▶ _Work to be completed_
Which lines below hold the word "this"? Report each one.

▶ _Task input_
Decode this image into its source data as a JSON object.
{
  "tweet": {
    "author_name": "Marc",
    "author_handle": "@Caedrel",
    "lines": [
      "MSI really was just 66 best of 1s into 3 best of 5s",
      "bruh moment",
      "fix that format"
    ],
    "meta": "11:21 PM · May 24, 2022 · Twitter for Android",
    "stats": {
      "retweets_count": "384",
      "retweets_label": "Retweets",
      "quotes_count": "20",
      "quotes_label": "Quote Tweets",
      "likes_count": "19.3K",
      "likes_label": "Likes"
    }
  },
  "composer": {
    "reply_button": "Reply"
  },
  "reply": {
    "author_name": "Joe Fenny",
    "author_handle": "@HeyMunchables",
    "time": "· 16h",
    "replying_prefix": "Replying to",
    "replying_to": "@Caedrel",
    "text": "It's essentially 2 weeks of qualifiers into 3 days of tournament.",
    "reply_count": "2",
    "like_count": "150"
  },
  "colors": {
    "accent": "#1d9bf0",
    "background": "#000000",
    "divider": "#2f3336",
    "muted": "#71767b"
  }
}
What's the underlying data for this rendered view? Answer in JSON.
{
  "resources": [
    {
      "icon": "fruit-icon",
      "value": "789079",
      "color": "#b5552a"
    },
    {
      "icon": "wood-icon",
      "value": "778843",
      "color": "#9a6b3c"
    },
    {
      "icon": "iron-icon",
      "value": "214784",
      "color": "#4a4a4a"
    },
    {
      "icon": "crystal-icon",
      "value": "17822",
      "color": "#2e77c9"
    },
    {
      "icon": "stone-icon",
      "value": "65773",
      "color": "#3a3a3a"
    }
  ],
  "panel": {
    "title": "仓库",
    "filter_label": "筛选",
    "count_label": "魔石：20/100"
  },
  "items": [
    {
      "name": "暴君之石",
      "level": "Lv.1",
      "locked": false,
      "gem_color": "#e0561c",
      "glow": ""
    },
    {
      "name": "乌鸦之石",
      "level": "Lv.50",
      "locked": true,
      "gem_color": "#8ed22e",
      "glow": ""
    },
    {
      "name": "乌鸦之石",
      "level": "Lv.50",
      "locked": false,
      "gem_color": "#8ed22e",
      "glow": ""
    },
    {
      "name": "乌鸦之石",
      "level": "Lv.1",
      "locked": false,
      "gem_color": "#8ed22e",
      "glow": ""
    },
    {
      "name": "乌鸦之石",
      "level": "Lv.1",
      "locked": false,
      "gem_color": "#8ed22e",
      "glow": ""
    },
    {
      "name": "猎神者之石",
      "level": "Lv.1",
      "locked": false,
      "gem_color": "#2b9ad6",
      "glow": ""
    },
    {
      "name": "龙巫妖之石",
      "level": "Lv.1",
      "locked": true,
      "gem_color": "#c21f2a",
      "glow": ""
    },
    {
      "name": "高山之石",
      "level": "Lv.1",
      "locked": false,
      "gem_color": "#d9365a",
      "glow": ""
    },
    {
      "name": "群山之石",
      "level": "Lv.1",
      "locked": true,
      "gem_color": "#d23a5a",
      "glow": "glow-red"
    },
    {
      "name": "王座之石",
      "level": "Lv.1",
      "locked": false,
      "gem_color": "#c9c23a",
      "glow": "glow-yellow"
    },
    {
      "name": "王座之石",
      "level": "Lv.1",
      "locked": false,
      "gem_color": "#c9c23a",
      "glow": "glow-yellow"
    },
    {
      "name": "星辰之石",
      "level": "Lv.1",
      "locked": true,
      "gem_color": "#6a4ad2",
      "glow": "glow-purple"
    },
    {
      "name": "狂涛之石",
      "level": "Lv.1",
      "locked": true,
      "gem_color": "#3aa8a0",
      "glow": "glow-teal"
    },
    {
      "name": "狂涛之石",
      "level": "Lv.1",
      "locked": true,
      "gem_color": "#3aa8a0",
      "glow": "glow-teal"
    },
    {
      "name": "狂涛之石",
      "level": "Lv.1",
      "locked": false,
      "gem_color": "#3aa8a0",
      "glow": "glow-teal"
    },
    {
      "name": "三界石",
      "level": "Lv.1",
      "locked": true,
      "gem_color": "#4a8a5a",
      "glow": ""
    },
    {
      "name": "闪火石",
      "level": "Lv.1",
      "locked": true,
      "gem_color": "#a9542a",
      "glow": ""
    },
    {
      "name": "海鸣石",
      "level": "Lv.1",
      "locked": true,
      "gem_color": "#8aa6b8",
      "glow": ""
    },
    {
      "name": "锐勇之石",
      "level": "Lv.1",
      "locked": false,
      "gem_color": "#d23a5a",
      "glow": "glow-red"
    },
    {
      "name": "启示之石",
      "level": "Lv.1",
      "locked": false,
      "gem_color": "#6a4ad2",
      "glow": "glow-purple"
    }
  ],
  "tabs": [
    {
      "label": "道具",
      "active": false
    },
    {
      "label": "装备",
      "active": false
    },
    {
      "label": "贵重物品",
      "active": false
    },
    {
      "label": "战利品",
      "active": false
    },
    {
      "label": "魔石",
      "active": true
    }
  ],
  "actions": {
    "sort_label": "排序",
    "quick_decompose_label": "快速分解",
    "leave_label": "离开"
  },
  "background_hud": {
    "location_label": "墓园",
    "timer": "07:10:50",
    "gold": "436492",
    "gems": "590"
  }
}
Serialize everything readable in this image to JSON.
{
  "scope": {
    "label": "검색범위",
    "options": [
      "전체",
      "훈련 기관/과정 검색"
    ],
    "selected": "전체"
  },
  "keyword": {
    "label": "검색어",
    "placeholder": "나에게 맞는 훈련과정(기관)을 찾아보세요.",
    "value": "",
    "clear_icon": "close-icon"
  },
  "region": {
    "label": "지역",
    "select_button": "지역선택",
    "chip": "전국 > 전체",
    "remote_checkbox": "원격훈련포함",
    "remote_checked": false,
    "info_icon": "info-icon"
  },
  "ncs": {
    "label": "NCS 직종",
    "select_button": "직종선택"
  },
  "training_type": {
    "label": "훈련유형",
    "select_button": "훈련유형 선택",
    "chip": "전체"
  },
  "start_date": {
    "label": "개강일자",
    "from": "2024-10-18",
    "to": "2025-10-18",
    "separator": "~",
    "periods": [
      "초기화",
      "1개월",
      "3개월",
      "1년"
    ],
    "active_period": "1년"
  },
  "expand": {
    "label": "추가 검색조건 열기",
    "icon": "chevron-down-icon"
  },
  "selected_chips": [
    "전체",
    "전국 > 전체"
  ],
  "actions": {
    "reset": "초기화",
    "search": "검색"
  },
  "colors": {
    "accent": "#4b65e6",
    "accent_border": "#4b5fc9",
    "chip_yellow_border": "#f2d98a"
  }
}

▶ _Answer space_
Decode this image into its source data as a JSON object.
What's the underlying data for this rendered view? Answer in JSON.
Serialize everything readable in this image to JSON.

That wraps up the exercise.